→ WHAT IS REQUIRED
Only lines containing the string "利用規約と個人情報の取り扱いについて" belong in the answer; find them in the records and copy them.

++++ EXCERPTED DATA ++++

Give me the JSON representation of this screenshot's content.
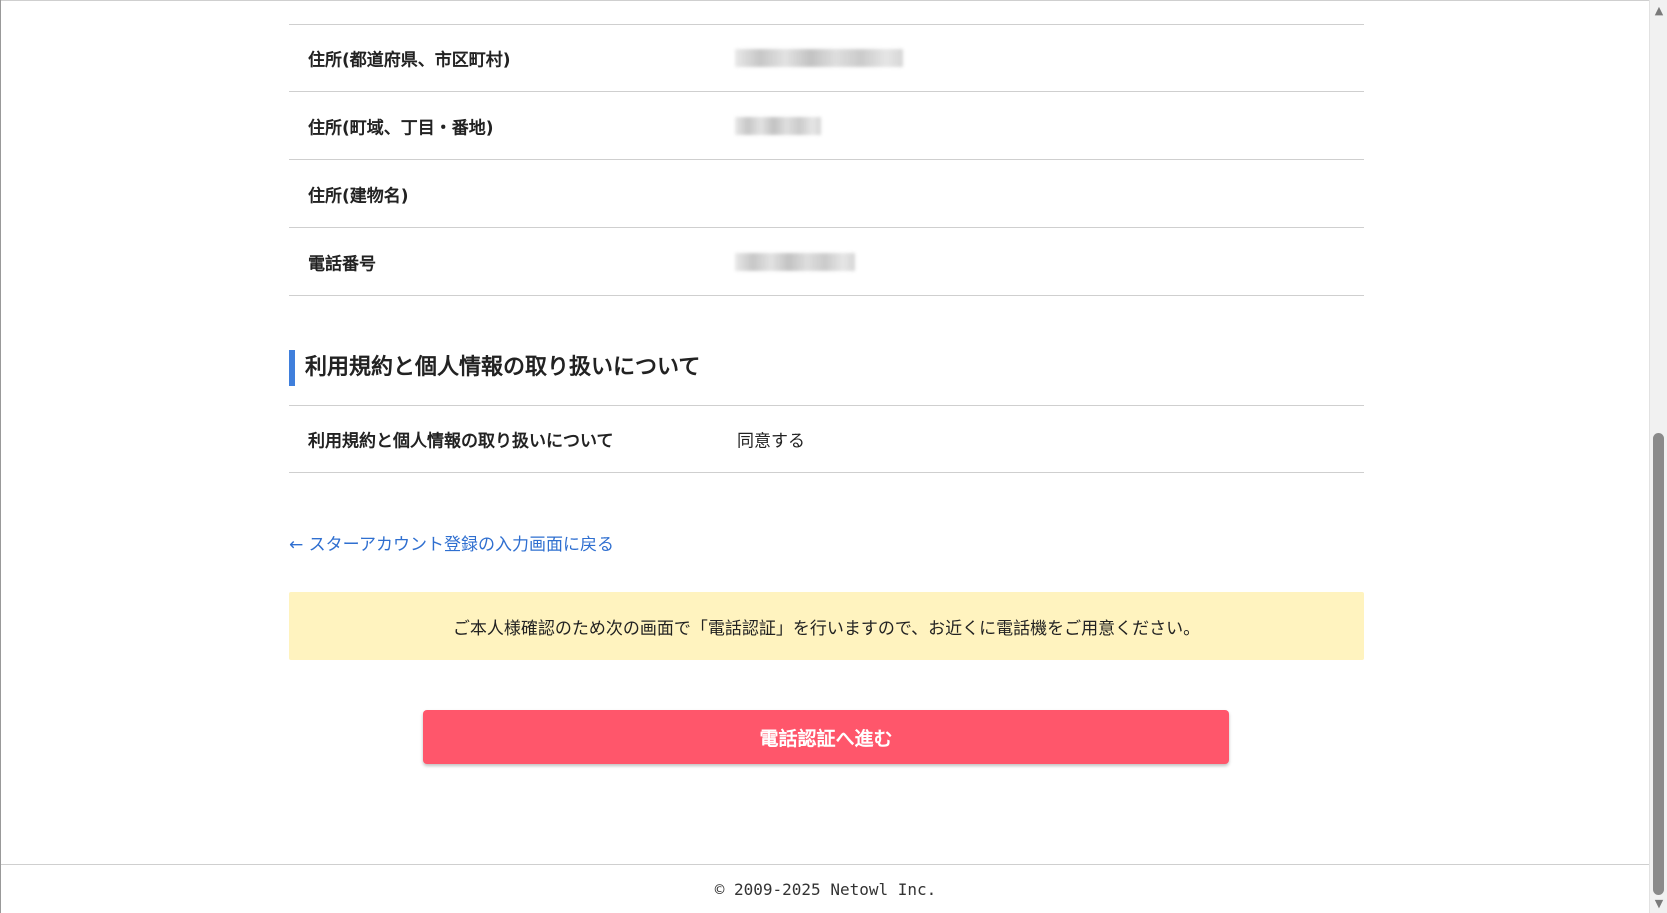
{
  "address_rows": [
    {
      "label": "住所(都道府県、市区町村)",
      "value": "",
      "redacted": true
    },
    {
      "label": "住所(町域、丁目・番地)",
      "value": "",
      "redacted": true
    },
    {
      "label": "住所(建物名)",
      "value": "",
      "redacted": false
    },
    {
      "label": "電話番号",
      "value": "",
      "redacted": true
    }
  ],
  "terms_section": {
    "title": "利用規約と個人情報の取り扱いについて",
    "row": {
      "label": "利用規約と個人情報の取り扱いについて",
      "value": "同意する"
    }
  },
  "back_link": {
    "arrow": "←",
    "label": "スターアカウント登録の入力画面に戻る"
  },
  "notice": "ご本人様確認のため次の画面で「電話認証」を行いますので、お近くに電話機をご用意ください。",
  "submit_label": "電話認証へ進む",
  "footer": "© 2009-2025 Netowl Inc.",
  "colors": {
    "accent_bar": "#3f7fdc",
    "link": "#2f6fd0",
    "notice_bg": "#fff3bf",
    "button": "#ff566b"
  }
}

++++

→ SOLVED EXERCISE
    "title": "利用規約と個人情報の取り扱いについて",
      "label": "利用規約と個人情報の取り扱いについて",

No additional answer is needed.